Dr. Blake Gilks is Professor in the Dept of Pathology and Laboratory Medicine, at the University of British Columbia, in Vancouver Canada, and does clinical service work in the Division of Anatomic Pathology at Vancouver General Hospital, the site of the largest gynecological oncology program in the province of British Columbia, where he is Regional Medical Director of Laboratories and Head of the Department of Pathology and Laboratory Medicine. He graduated from Dalhousie University medical school in 1982 and did a residency in anatomical pathology at the University of British Columbia, followed by fellowships in gynecological pathology and molecular pathology at Massachusett’s General Hospital and Fox Chase Cancer Center, respectively. Dr. Gilks leads a research program focused on gynecological cancers and is co-founder of the Genetic Pathology Evaluation Centre, a laboratory that uses tissue microarrays of human tumor samples for cancer research, and OvCaRe, a multidisciplinary team studying ovarian cancer. He is also co-founder and co-director of the Canadian Immunohistochemistry Quality Control program, which provides proficiency testing for Canadian diagnostic immunohistochemistry laboratories.

Current Research Focus

Dr. Gilks leads a research program focused on gynecological cancers and is co-founder of the Genetic Pathology Evaluation Centre, a laboratory that uses tissue microarrays of human tumor samples for cancer research, and OvCaRe, a multidisciplinary team studying ovarian cancer. He is also co-founder and co-director of the Canadian Immunohistochemistry Quality Control program, which provides proficiency testing for Canadian diagnostic immunohistochemistry laboratories.

Example Project(s)

“Ovarian cancer subtype diagnosis”: Up until very recently ovarian cancer was viewed biologically, and treated clinically as a single disease. In the course of reviewing >500 ovarian carcinoma cases approximately 10 years ago (with the primary goal of establishing a resource for molecular studies) it became clear that there are 5 distinct subtypes of ovarian carcinoma that they are readily and reproducibly diagnosable in practice, by making minor changes to the diagnostic criteria in current use. It was also clear that mixtures of these subtypes within a single tumor are distinctly uncommon. The implications of these observations are that any given ovarian carcinoma can be accurately diagnosed as one of a limited number of possible subtypes, and that contrary to conventional thinking, these subtypes are infrequently admixed within a single patient's tumor. This precipitated a series of studies that has established beyond doubt that these 5 subtypes differ with respect to genetic risk factors, molecular abnormalities, patterns of spread, stage at presentation, and response to chemotherapy; in other words, they are different diseases. We have recently shown in studies in Canada and Scandinavia, that these diagnostic criteria allow a high degree of diagnostic accuracy in clinical practice. WHO and FIGO (Federation Internationale de Obstetrics et Gynecology) updates, that came out in 2014, reflect this now universally accepted approach to classification and include these changes. Our current work focuses on identification of molecular classifiers that work within each of these five ovarian cancer histotypes, and extending this work to endometrial and vulvar cancer.

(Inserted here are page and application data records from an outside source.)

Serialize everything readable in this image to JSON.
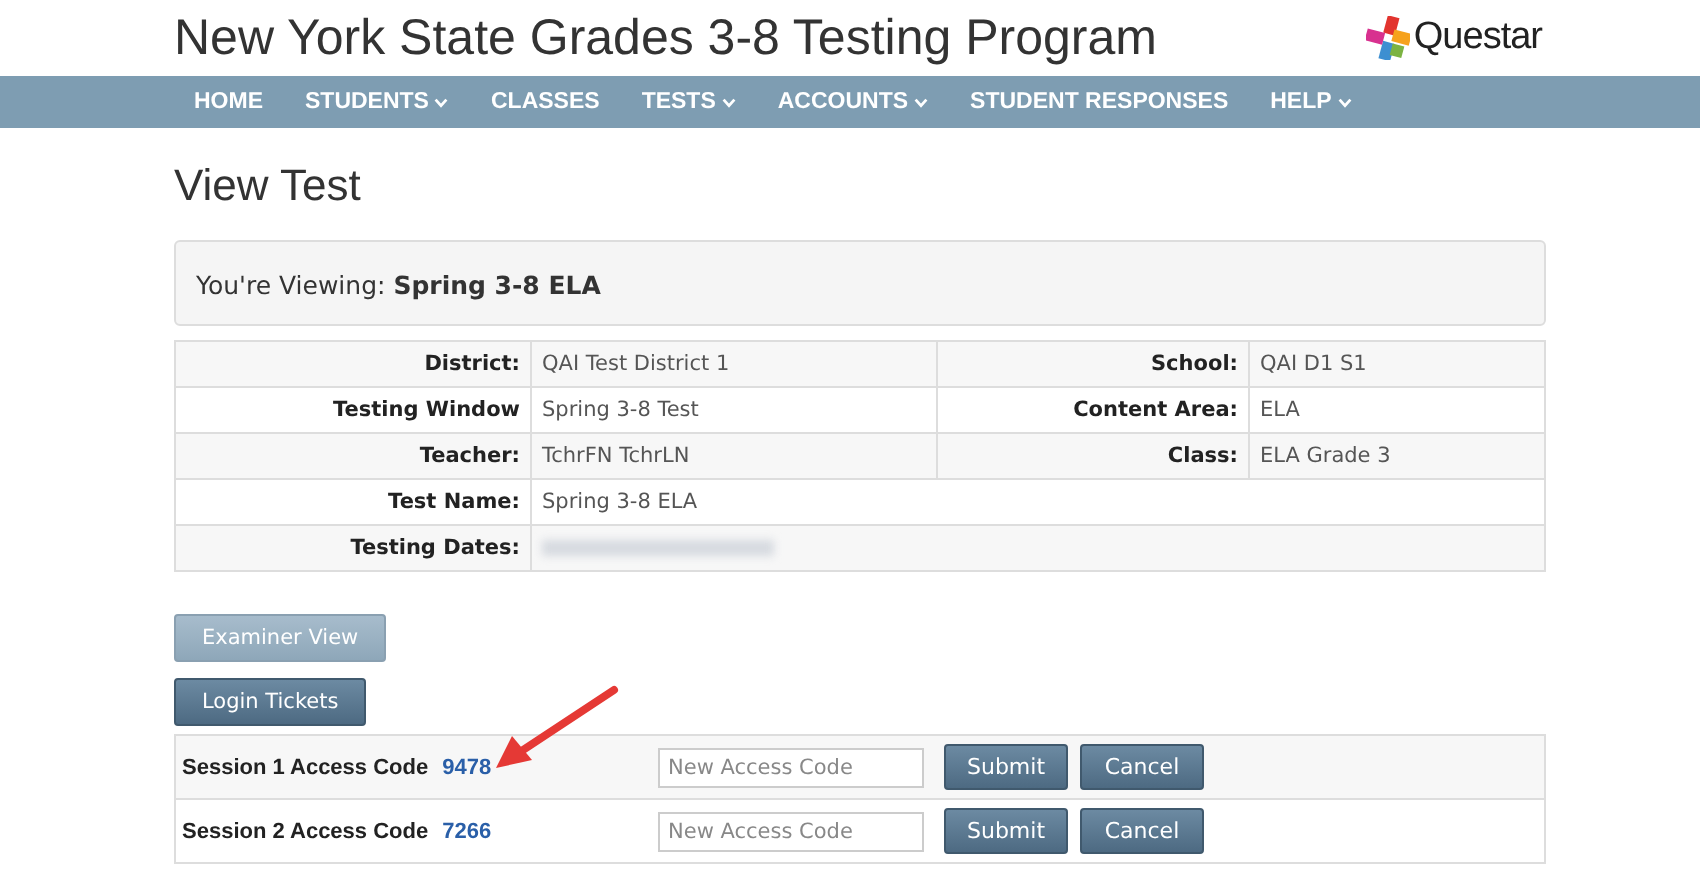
{
  "header": {
    "title": "New York State Grades 3-8 Testing Program",
    "logo_text": "Questar"
  },
  "nav": [
    {
      "label": "HOME",
      "dropdown": false
    },
    {
      "label": "STUDENTS",
      "dropdown": true
    },
    {
      "label": "CLASSES",
      "dropdown": false
    },
    {
      "label": "TESTS",
      "dropdown": true
    },
    {
      "label": "ACCOUNTS",
      "dropdown": true
    },
    {
      "label": "STUDENT RESPONSES",
      "dropdown": false
    },
    {
      "label": "HELP",
      "dropdown": true
    }
  ],
  "page_title": "View Test",
  "viewing": {
    "label": "You're Viewing:",
    "value": "Spring 3-8 ELA"
  },
  "details": [
    {
      "label": "District:",
      "value": "QAI Test District 1",
      "label_2": "School:",
      "value_2": "QAI D1 S1"
    },
    {
      "label": "Testing Window",
      "value": "Spring 3-8 Test",
      "label_2": "Content Area:",
      "value_2": "ELA"
    },
    {
      "label": "Teacher:",
      "value": "TchrFN TchrLN",
      "label_2": "Class:",
      "value_2": "ELA Grade 3"
    },
    {
      "label": "Test Name:",
      "value": "Spring 3-8 ELA"
    },
    {
      "label": "Testing Dates:",
      "redacted": true
    }
  ],
  "buttons": [
    {
      "label": "Examiner View",
      "disabled": true
    },
    {
      "label": "Login Tickets",
      "disabled": false
    }
  ],
  "sessions": [
    {
      "label": "Session 1 Access Code",
      "code": "9478",
      "placeholder": "New Access Code",
      "submit": "Submit",
      "cancel": "Cancel",
      "annotated": true
    },
    {
      "label": "Session 2 Access Code",
      "code": "7266",
      "placeholder": "New Access Code",
      "submit": "Submit",
      "cancel": "Cancel",
      "annotated": false
    }
  ]
}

Research Keywords

Cancer, Breast and Gynecological Pathology, Molecular Pathology, Cell Biology